The news comes just a day after Facebook announced a deal with the Praekelt Foundation to get more African developers building for the Free Basics platform.
“With Africa’s widest 3G network, Airtel has been at the forefront of the data revolution in Africa,” said Christian de Faria, MD and CEO of Airtel Africa. “We are cognizant of the power of internet in changing lives of communities and this partnership with Facebook will aid in bringing more people online and reduce the digital divide.”
The realtionship between Airtel and Facebook is not a new one, with the two companies having worked together on internet accessibility since 2014.
“We are excited to continue our partnership with Airtel in bringing more people online,” said Chris Daniels, VP of Internet.org. “More than one billion people have access to Internet.org’s free basic services across Asia, Africa and Latin America today.
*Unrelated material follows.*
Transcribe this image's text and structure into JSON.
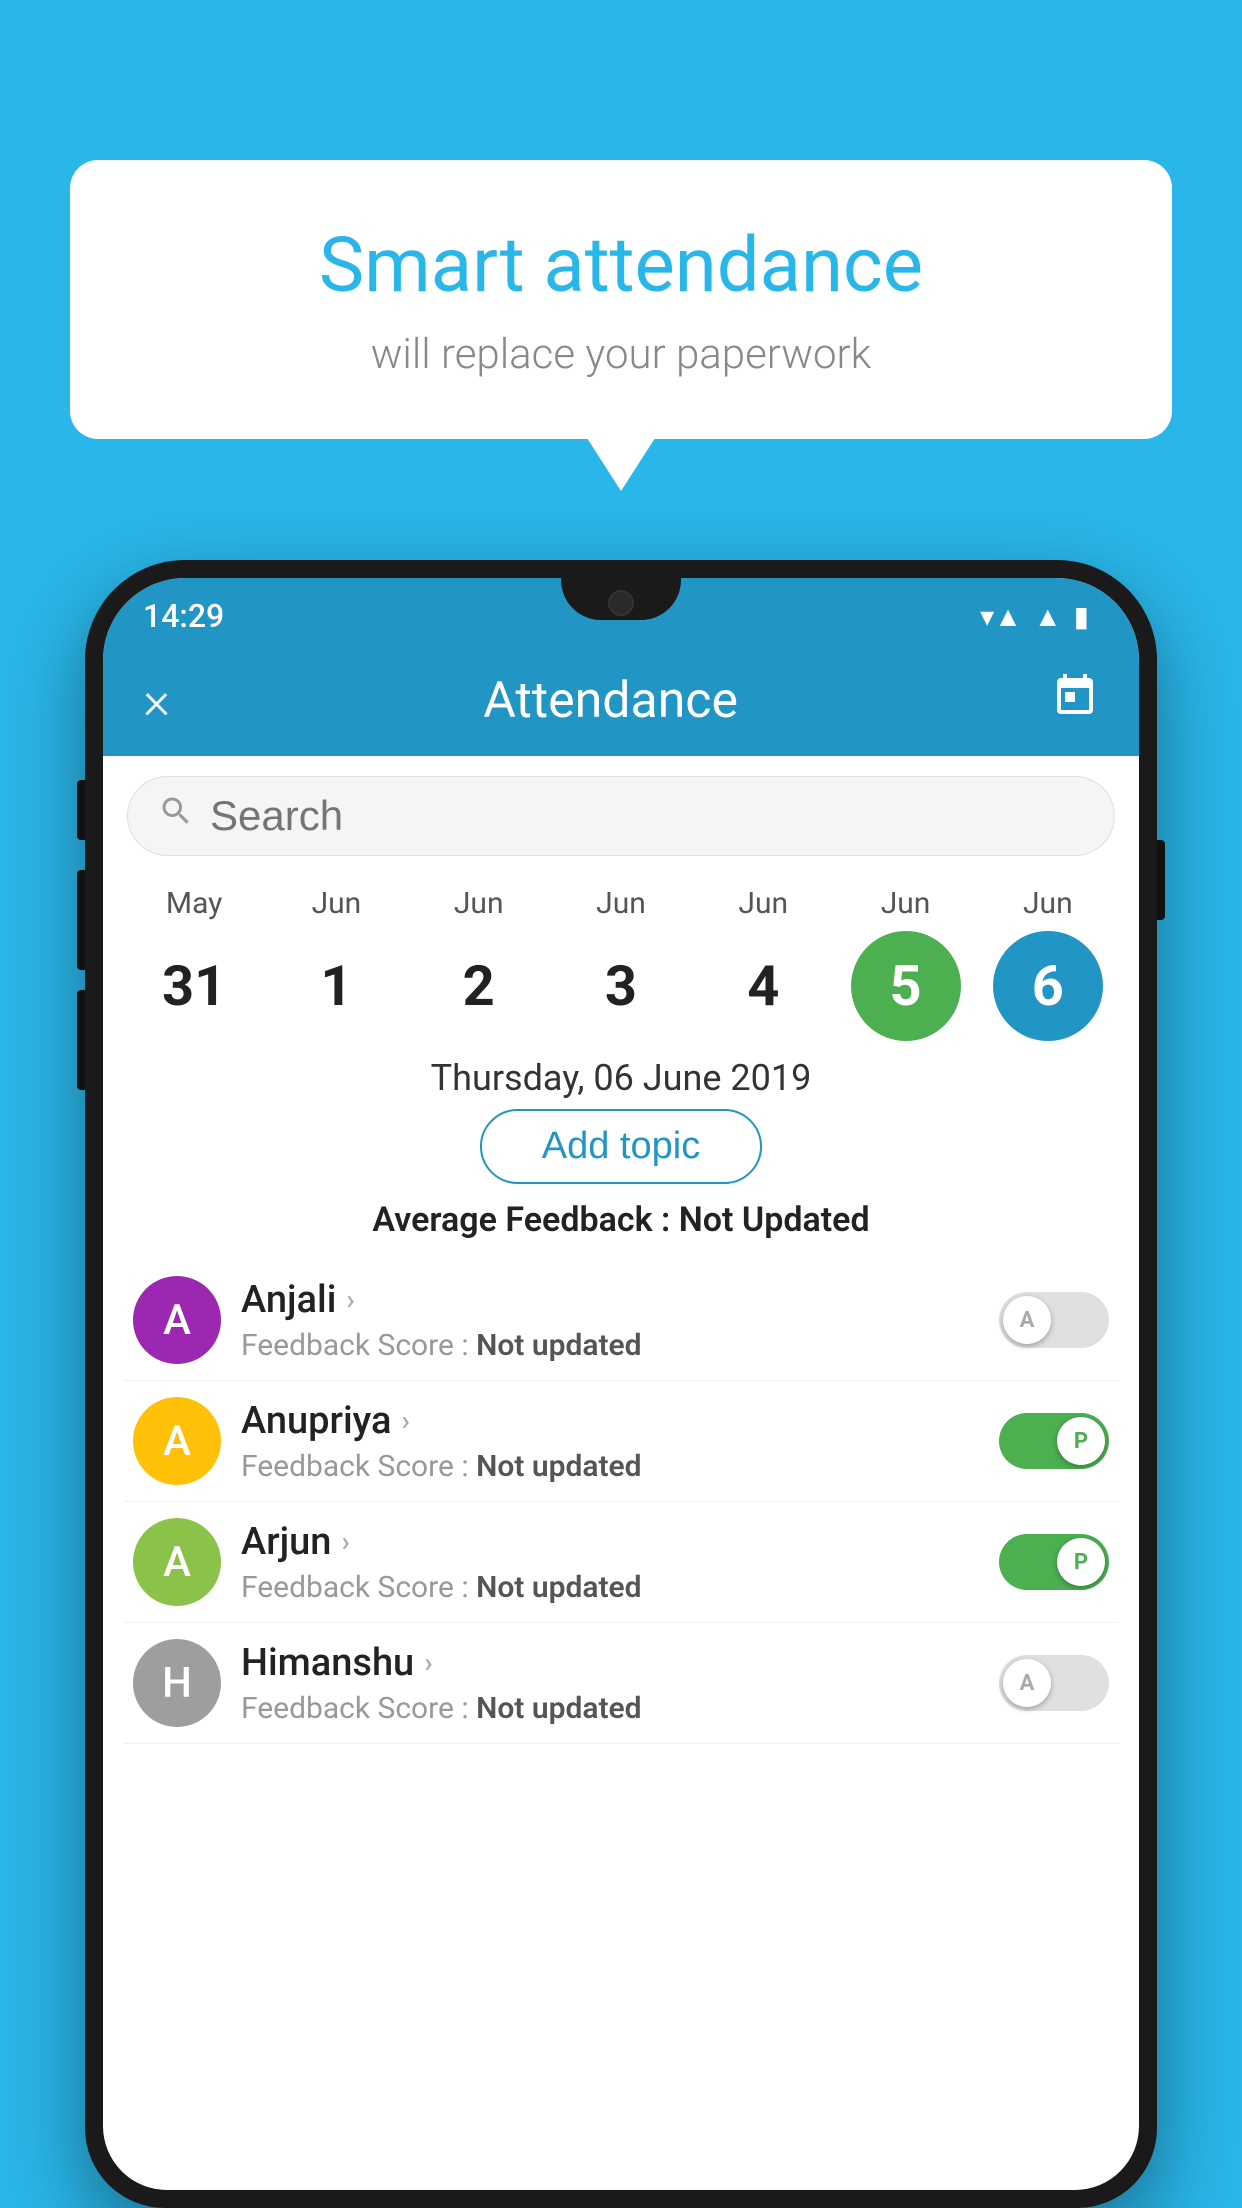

Our intention is to help the people in Africa access relevant basic services that will help them improve their lives and also lead to more adoption of the internet.”
“I am especially pleased to note that the platform encourages developers to create local content which helps customer’s access services in a language they understand and also keeping them connected online,” he added